[Start of section]

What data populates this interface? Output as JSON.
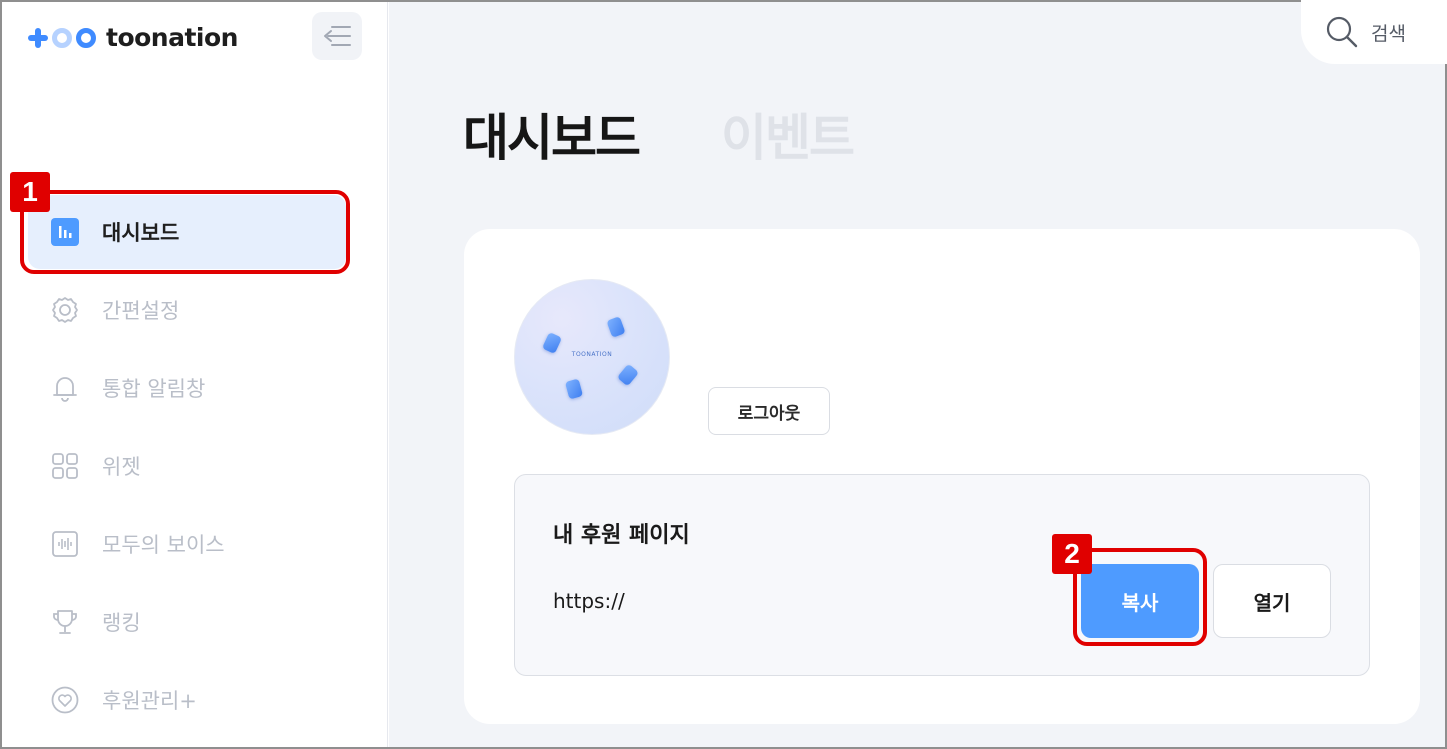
{
  "brand": {
    "name": "toonation"
  },
  "sidebar": {
    "items": [
      {
        "label": "대시보드",
        "icon": "bar-chart-icon",
        "active": true
      },
      {
        "label": "간편설정",
        "icon": "gear-icon",
        "active": false
      },
      {
        "label": "통합 알림창",
        "icon": "bell-icon",
        "active": false
      },
      {
        "label": "위젯",
        "icon": "grid-icon",
        "active": false
      },
      {
        "label": "모두의 보이스",
        "icon": "waveform-icon",
        "active": false
      },
      {
        "label": "랭킹",
        "icon": "trophy-icon",
        "active": false
      },
      {
        "label": "후원관리+",
        "icon": "heart-icon",
        "active": false
      }
    ]
  },
  "header": {
    "search_label": "검색",
    "tabs": [
      {
        "label": "대시보드",
        "active": true
      },
      {
        "label": "이벤트",
        "active": false
      }
    ]
  },
  "profile": {
    "avatar_text": "TOONATION",
    "logout_label": "로그아웃"
  },
  "donation_page": {
    "title": "내 후원 페이지",
    "url": "https://",
    "copy_label": "복사",
    "open_label": "열기"
  },
  "annotations": {
    "badge_1": "1",
    "badge_2": "2"
  },
  "colors": {
    "accent": "#4e9bff",
    "brand_blue": "#3f8bff",
    "active_bg": "#e6effd",
    "callout_red": "#e00000"
  }
}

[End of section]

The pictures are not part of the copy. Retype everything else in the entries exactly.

* ANSWER *
What data populates this interface? Output as JSON.
{
  "brand": {
    "name": "toonation"
  },
  "sidebar": {
    "items": [
      {
        "label": "대시보드",
        "icon": "bar-chart-icon",
        "active": true
      },
      {
        "label": "간편설정",
        "icon": "gear-icon",
        "active": false
      },
      {
        "label": "통합 알림창",
        "icon": "bell-icon",
        "active": false
      },
      {
        "label": "위젯",
        "icon": "grid-icon",
        "active": false
      },
      {
        "label": "모두의 보이스",
        "icon": "waveform-icon",
        "active": false
      },
      {
        "label": "랭킹",
        "icon": "trophy-icon",
        "active": false
      },
      {
        "label": "후원관리+",
        "icon": "heart-icon",
        "active": false
      }
    ]
  },
  "header": {
    "search_label": "검색",
    "tabs": [
      {
        "label": "대시보드",
        "active": true
      },
      {
        "label": "이벤트",
        "active": false
      }
    ]
  },
  "profile": {
    "avatar_text": "TOONATION",
    "logout_label": "로그아웃"
  },
  "donation_page": {
    "title": "내 후원 페이지",
    "url": "https://",
    "copy_label": "복사",
    "open_label": "열기"
  },
  "annotations": {
    "badge_1": "1",
    "badge_2": "2"
  },
  "colors": {
    "accent": "#4e9bff",
    "brand_blue": "#3f8bff",
    "active_bg": "#e6effd",
    "callout_red": "#e00000"
  }
}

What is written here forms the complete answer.